This year’s Innovation Conference discussed a range of topics, including new ownership models for firms, different ways of delivering services, and the opportunities of unregulated providers
This year’s PI Futures Conference focused on the Civil Liability Act reforms and their anticipated effect on the market from April 2020.
The settling-in period for the SRA’s new Standards & Regulations will no doubt give us plenty more to write about, especially as it does more than its predecessors to enable new ways for solicitors to practise.
Change has been a constant for civil and commercial litigators in recent times, and 2019 and the years ahead promise no let-up.
At the 8th Legal Futures Innovation Conference, the Legal Services Board unveiled the findings of its Innovation in Legal Services report, the most comprehensive review yet published of what innovation in the legal market looks like and how it is developing.
PI Futures 2018 took place as the Civil Liability Bill was passing through Parliament, and delegates heard from those involved in putting the claimant case to politicians and discussed the impact on lawyers, claims companies, medical reporting organisations, funders and others involved in the industry.
This years’ Innovation Conference saw a rich variety of entrepreneurs and forward-thinkers share their visions for the future of legal services. Topics included chatbots, acquisition vehicles, multi-disciplinary businesses and new regulation.
Our fifth PI Futures event saw an expert line up to debate the current state of the reform process and what firms can do about it if it does goes ahead, plus a great session on the hot topic of the moment – holiday sickness claims and the opportunity to quiz the Regulators.
It is impossible to ignore the ever-increasing prominence of disruptive technology, with artificial intelligence the favourite topic of conversation. Delegates heard not only how technology is going to get better and more sophisticated but how to blend both the present and the future, looking at some of the exciting developments in legal businesses that are happening now.
At our fourth PI Futures conference, delegates heard about the current position with the reform agenda, what to consider if you are thinking about leaving the market altogether and how to claim a greater share in the market looking to a positive future.
As my legal career progressed, I began to realise the reality was very different than I had envisaged. I was in a constant state of stress, working very long hours.
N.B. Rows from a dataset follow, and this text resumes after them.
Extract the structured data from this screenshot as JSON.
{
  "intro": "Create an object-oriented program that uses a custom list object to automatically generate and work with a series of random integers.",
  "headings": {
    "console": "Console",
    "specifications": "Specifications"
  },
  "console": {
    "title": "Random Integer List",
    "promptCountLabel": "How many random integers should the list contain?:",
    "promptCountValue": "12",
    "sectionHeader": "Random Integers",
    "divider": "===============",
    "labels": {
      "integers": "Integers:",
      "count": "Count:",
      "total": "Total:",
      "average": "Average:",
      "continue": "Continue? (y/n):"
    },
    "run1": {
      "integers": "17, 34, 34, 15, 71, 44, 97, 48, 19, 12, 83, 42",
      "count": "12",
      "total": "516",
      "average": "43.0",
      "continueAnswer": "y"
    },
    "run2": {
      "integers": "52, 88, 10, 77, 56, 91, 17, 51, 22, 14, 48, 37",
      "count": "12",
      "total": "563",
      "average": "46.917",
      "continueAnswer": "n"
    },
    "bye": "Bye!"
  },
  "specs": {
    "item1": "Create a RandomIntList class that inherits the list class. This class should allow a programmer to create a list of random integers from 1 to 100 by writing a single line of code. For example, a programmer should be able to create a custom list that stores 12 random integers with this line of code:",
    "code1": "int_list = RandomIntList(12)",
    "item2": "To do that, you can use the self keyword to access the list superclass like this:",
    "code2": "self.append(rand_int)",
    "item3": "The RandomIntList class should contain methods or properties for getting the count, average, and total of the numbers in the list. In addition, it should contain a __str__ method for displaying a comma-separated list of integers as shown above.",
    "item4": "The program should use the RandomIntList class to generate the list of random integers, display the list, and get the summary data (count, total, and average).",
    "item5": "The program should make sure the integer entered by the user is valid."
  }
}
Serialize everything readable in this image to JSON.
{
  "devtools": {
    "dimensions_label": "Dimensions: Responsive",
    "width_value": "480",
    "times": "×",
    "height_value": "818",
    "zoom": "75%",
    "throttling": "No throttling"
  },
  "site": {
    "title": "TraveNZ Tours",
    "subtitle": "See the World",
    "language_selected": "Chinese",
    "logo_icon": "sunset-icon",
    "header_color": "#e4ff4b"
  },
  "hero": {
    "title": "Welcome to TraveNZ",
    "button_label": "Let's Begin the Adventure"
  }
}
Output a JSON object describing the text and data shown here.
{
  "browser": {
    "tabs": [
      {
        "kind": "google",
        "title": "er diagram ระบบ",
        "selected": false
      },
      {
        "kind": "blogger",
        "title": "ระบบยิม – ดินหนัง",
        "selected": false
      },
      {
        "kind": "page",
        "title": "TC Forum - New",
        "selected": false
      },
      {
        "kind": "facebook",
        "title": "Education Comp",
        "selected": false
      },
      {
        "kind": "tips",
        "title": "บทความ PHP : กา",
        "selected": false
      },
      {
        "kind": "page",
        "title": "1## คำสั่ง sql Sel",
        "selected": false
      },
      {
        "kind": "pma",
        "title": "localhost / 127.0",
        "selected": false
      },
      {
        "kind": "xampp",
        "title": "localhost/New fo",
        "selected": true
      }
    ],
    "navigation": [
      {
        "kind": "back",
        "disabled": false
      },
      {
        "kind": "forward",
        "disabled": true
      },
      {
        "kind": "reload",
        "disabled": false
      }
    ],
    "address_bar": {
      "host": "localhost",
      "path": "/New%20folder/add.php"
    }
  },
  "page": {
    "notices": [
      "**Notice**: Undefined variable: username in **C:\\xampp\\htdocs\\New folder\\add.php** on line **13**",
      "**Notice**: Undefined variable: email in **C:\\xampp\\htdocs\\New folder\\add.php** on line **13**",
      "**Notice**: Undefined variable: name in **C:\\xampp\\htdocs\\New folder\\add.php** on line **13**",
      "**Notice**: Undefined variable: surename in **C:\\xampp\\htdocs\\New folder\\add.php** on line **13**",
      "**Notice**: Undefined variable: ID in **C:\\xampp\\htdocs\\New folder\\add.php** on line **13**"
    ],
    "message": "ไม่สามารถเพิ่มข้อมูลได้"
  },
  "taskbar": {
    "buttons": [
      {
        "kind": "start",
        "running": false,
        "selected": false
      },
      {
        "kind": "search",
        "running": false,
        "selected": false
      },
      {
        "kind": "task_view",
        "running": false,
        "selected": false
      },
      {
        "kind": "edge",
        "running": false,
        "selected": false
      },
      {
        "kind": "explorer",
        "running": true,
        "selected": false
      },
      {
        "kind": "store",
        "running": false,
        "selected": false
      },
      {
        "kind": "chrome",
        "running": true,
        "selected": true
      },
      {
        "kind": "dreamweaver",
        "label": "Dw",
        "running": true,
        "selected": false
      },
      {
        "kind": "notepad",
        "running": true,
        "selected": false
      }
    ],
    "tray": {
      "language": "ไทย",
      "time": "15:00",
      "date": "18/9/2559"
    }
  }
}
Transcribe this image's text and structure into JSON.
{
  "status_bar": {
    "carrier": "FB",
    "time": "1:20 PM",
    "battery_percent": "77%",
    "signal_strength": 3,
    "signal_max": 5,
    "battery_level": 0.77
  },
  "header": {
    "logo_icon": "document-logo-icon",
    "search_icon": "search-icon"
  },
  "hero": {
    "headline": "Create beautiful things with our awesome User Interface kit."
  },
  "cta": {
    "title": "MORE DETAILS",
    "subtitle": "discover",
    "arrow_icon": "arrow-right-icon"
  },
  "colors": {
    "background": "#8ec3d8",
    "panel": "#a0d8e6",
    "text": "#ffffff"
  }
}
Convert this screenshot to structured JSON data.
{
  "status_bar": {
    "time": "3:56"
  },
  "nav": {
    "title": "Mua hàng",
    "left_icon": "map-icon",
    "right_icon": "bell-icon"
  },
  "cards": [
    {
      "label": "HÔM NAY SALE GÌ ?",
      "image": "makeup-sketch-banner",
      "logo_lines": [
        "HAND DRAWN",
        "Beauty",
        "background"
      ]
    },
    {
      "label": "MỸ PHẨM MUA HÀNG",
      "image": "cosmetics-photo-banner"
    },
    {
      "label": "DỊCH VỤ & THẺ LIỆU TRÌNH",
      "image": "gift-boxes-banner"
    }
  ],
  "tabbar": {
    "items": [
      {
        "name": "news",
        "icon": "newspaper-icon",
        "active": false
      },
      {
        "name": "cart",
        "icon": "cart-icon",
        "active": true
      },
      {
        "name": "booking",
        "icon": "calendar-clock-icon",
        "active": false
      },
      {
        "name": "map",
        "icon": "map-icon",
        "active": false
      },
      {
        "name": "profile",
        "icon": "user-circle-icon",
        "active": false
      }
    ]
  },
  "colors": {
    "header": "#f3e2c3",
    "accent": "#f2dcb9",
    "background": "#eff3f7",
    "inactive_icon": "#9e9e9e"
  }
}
I normalised the stress, as it seemed to be everywhere I looked.
Virtual supervision is important, but it is very important that that supervision doesn’t become virtual, and not fit for purpose. So how do we guard against that?